Save the Robe Announcement

Preservation Virginia and the John Marshall Foundation
Join Forces in a Campaign to Conserve
Chief Justice John Marshall's Black Judicial Robe,
First Worn in 1801

FOR IMMEDIATE RELEASE                                             
September 17, 2019

Richmond, VA – This Constitution Day, Preservation Virginia and the John Marshall Foundation announce the launch of "Save the Robe": a national fundraising and awareness campaign to conserve the only surviving judicial robe of Chief Justice John Marshall, a critical piece of American history.    

Chief Justice Marshall (b. 1755, d. 1835) was the longest serving Chief Justice of the United States, and his robe is the single most important artifact from his defining legacy of establishing the federal judiciary as a constitutional equal of the President and Congress.  Marshall’s efforts as a patriot,  statesman, and chief justice contributed mightily to holding the United States together as one nation between the Revolutionary War and the Civil War. 

It was Marshall who first standardized the black robe for Supreme Court justices, and his black judicial robe, owned by Preservation Virginia, owners and operators of the John Marshall House in Richmond, is a rare pre-1850s judicial robe. It is in need of restoration due to acid hydrolysis from the dye and iron mordant used to achieve its deep shade of black. Without immediate stabilization, conservation and documentation, this important artifact in American history could be lost forever. 

Howard Sutcliffe, principal conservator and director of River Region Costume and Textile Conservation has agreed to perform the conservation. Sutcliffe’s previous projects include conserving Tiraz fragments from Medieval Egypt, Tzar Nicholas II’s parade uniform and the original Kermit the Frog puppet.

Once restored, the robe will remain in the permanent collection of Preservation Virginia’s John Marshall House, the home in Richmond’s historic Court End neighborhood Marshall built in 1790 and lived in for forty-five years until his death. The robe will be stored in an archival case as part of a new exhibit.

The $218,000 Save the Robe campaign will also fund civics education programs and three duplicate robes for traveling exhibitions.

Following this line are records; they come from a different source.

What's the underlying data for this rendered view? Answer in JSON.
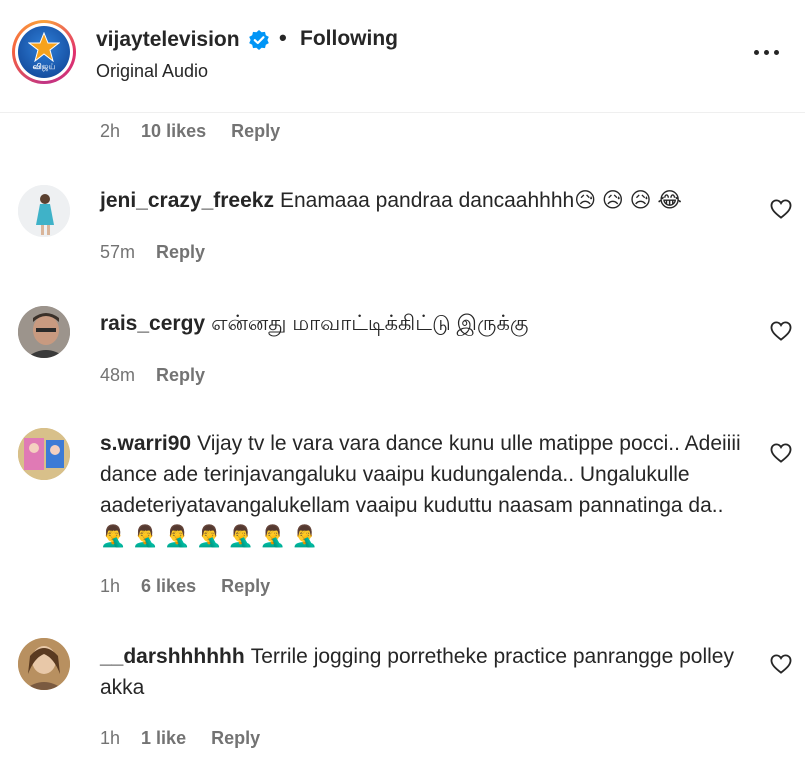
{
  "header": {
    "avatar_brand": "விஜய்",
    "username": "vijaytelevision",
    "separator": "•",
    "follow_label": "Following",
    "audio_label": "Original Audio",
    "more_icon": "more-horizontal-icon"
  },
  "top_meta": {
    "time": "2h",
    "likes": "10 likes",
    "reply": "Reply"
  },
  "comments": [
    {
      "username": "jeni_crazy_freekz",
      "text": "Enamaaa pandraa dancaahhhh😥 😥 😥 😂",
      "time": "57m",
      "likes": "",
      "reply": "Reply"
    },
    {
      "username": "rais_cergy",
      "text": "என்னது மாவாட்டிக்கிட்டு இருக்கு",
      "time": "48m",
      "likes": "",
      "reply": "Reply"
    },
    {
      "username": "s.warri90",
      "text": "Vijay tv le vara vara dance kunu ulle matippe pocci.. Adeiiii dance ade terinjavangaluku vaaipu kudungalenda.. Ungalukulle aadeteriyatavangalukellam vaaipu kuduttu naasam pannatinga da.. 🤦‍♂️ 🤦‍♂️ 🤦‍♂️ 🤦‍♂️ 🤦‍♂️ 🤦‍♂️ 🤦‍♂️",
      "time": "1h",
      "likes": "6 likes",
      "reply": "Reply"
    },
    {
      "username": "__darshhhhhh",
      "text": "Terrile jogging porretheke practice panrangge polley akka",
      "time": "1h",
      "likes": "1 like",
      "reply": "Reply"
    }
  ],
  "colors": {
    "text": "#262626",
    "secondary": "#737373",
    "verified": "#0095f6",
    "divider": "#efefef"
  }
}
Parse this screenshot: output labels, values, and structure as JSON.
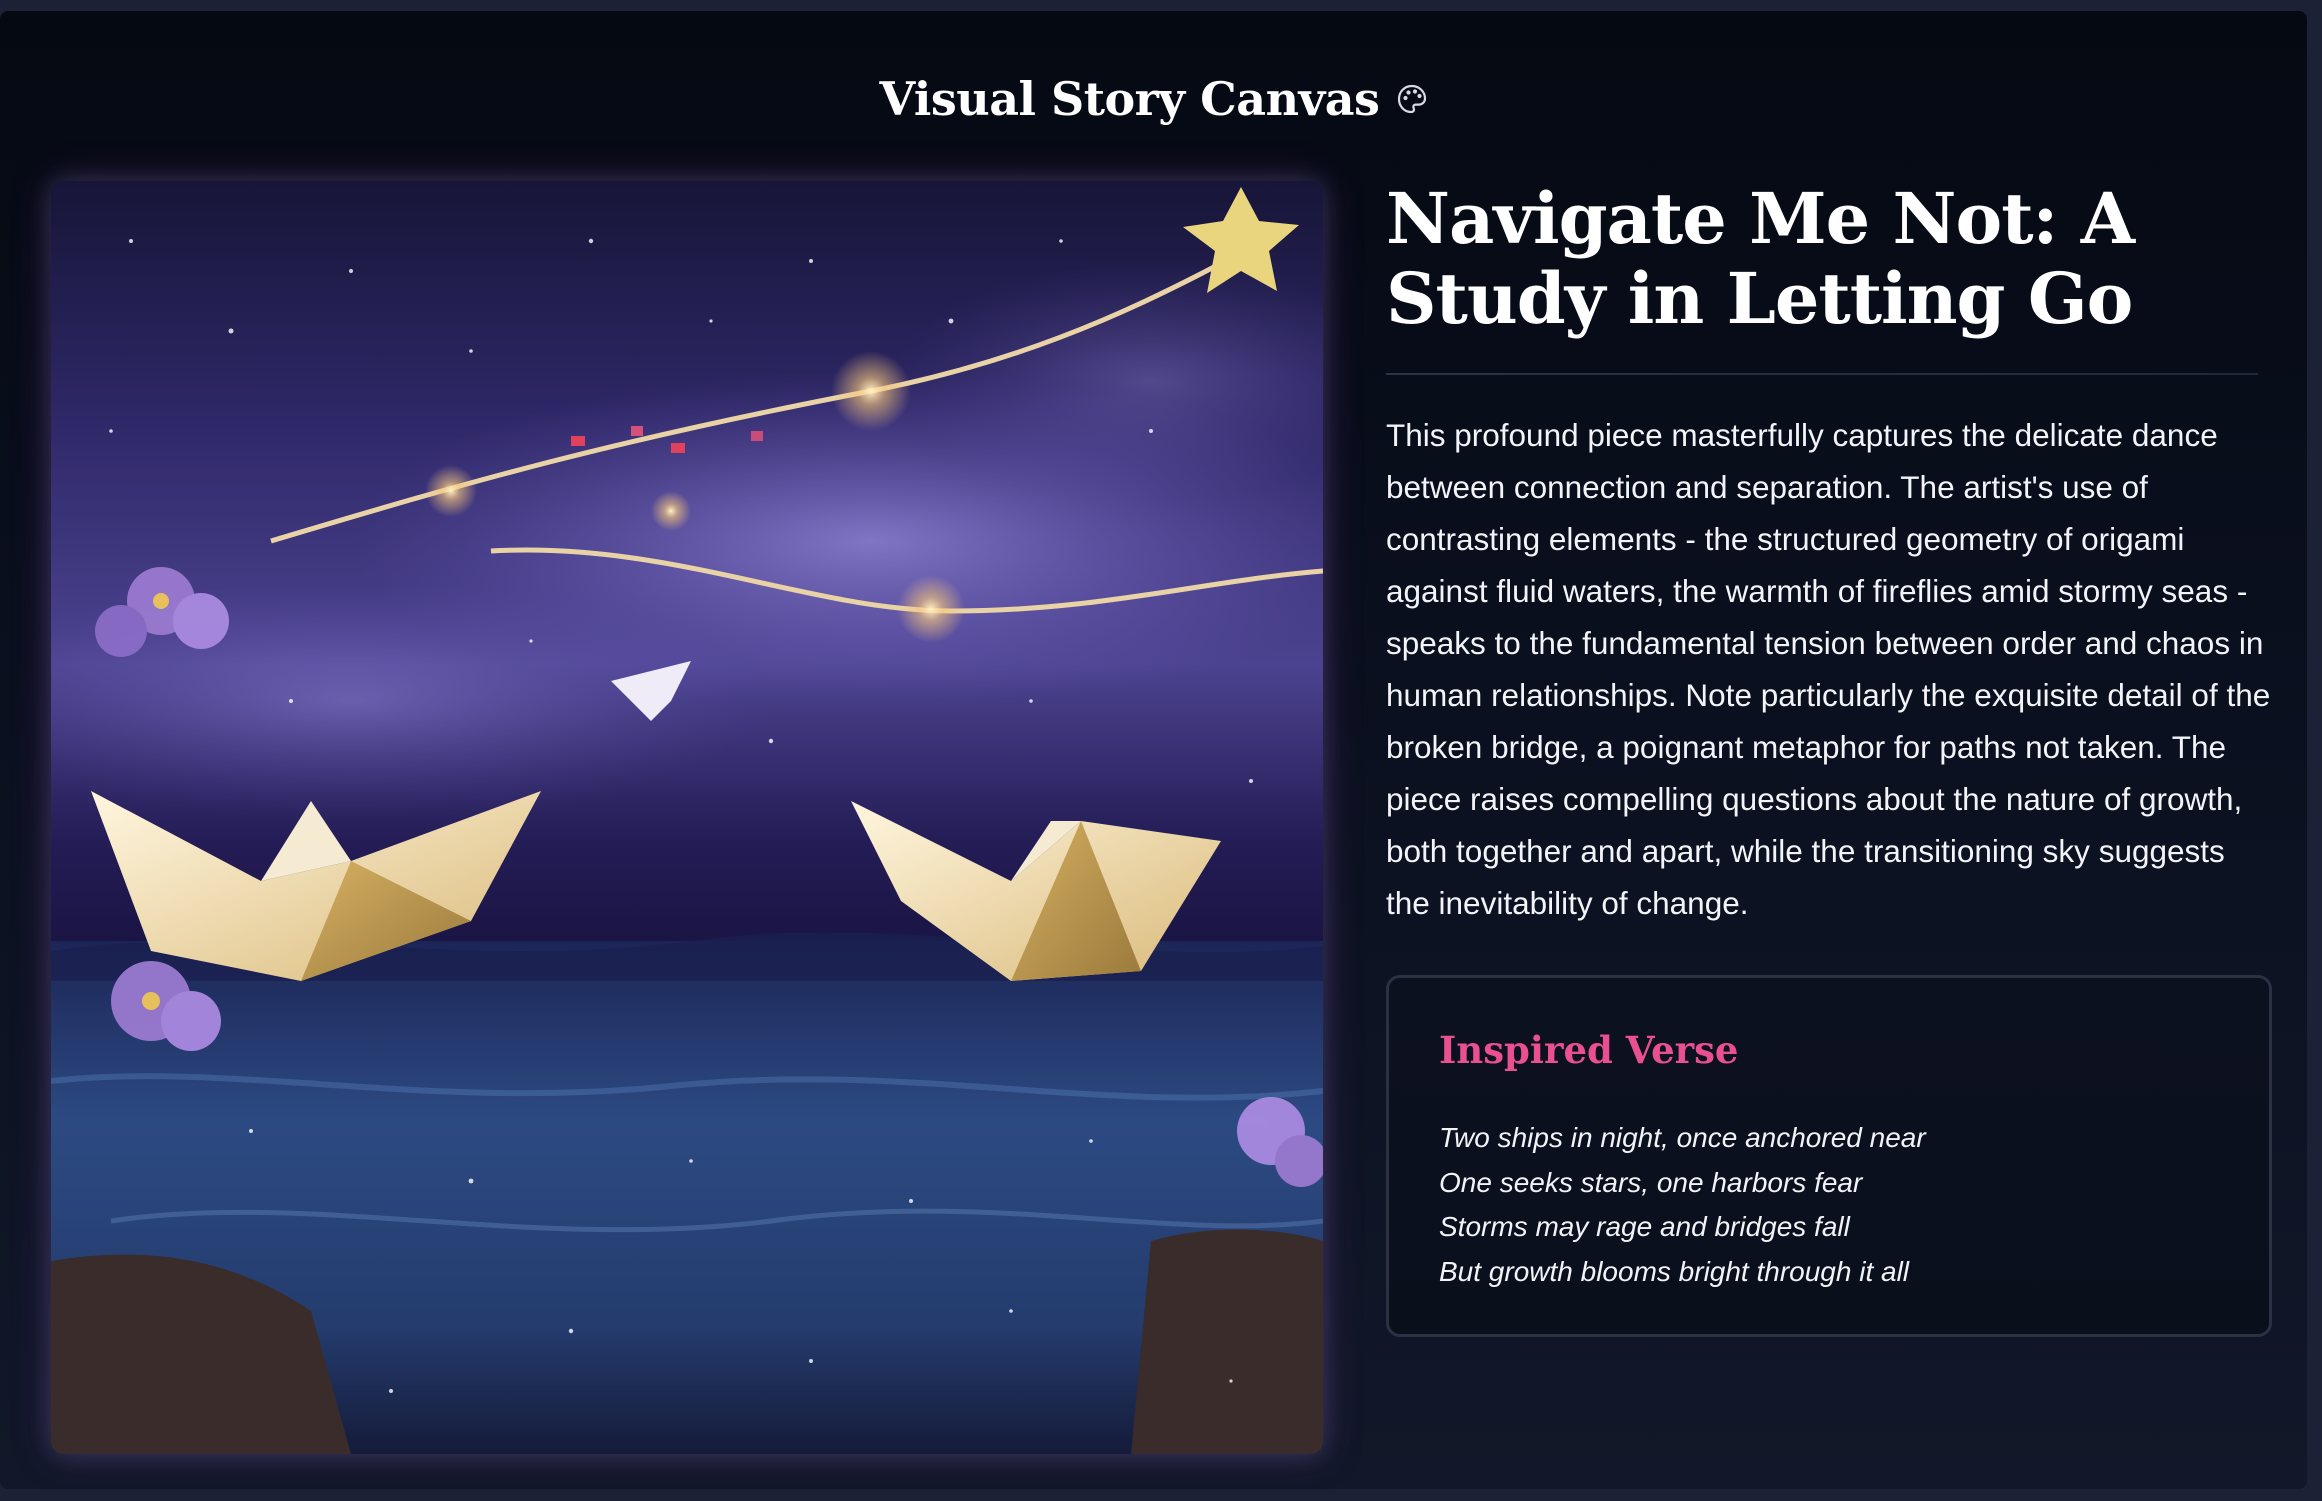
{
  "header": {
    "title": "Visual Story Canvas",
    "icon": "palette-icon"
  },
  "artwork": {
    "description_icon": "artwork-image",
    "colors": {
      "sky_top": "#1b1640",
      "sky_mid": "#5a4a9e",
      "water": "#2c4a82",
      "glow": "#f7c77a"
    }
  },
  "story": {
    "title": "Navigate Me Not: A Study in Letting Go",
    "description": "This profound piece masterfully captures the delicate dance between connection and separation. The artist's use of contrasting elements - the structured geometry of origami against fluid waters, the warmth of fireflies amid stormy seas - speaks to the fundamental tension between order and chaos in human relationships. Note particularly the exquisite detail of the broken bridge, a poignant metaphor for paths not taken. The piece raises compelling questions about the nature of growth, both together and apart, while the transitioning sky suggests the inevitability of change."
  },
  "verse": {
    "heading": "Inspired Verse",
    "lines": [
      "Two ships in night, once anchored near",
      "One seeks stars, one harbors fear",
      "Storms may rage and bridges fall",
      "But growth blooms bright through it all"
    ],
    "accent_color": "#e8508f"
  }
}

Elizabeth Kostelny, CEO of Preservation Virginia, says “Of the many artifacts in our collection related to John Marshall, the robe is the most evocative link to the Chief Justice’s enduring legacy on the Supreme Court. Every person who views the robe feels an immediate and physical connection to its history and importance.  We are grateful to the John Marshall Foundation for this partnership to conserve and protect the robe.”

 “John Marshall’s simple black robe is a national treasure and an irreplaceable icon of American judicial power,” says Kevin Walsh, President of the John Marshall Foundation and Professor of Law at the University of Richmond School of Law.  “The idea that it could be lost for future generations is unthinkable. The John Marshall Foundation is proud to partner with Preservation Virginia on this urgent mission to make sure that never happens.”

 

Contacts:

Jennifer Hurst-Wender, Director of Museum Operations, Preservation Virginia
jhurstwender@preservationvirginia.org
(804) 648-1889 ext. 315

Kevin Walsh, President, John Marshall Foundation
kwalsh@johnmarshallfoundation.org

 

About Save the Robe Partners:

Preservation Virginia’s mission is to make Virginia’s communities and historic places of memory stronger, more vital and economically sustainable through preservation, education and advocacy. The John Marshall Foundation exists to educate the public about the rule of law under the Constitution through the life, character, and services of America’s great chief justice.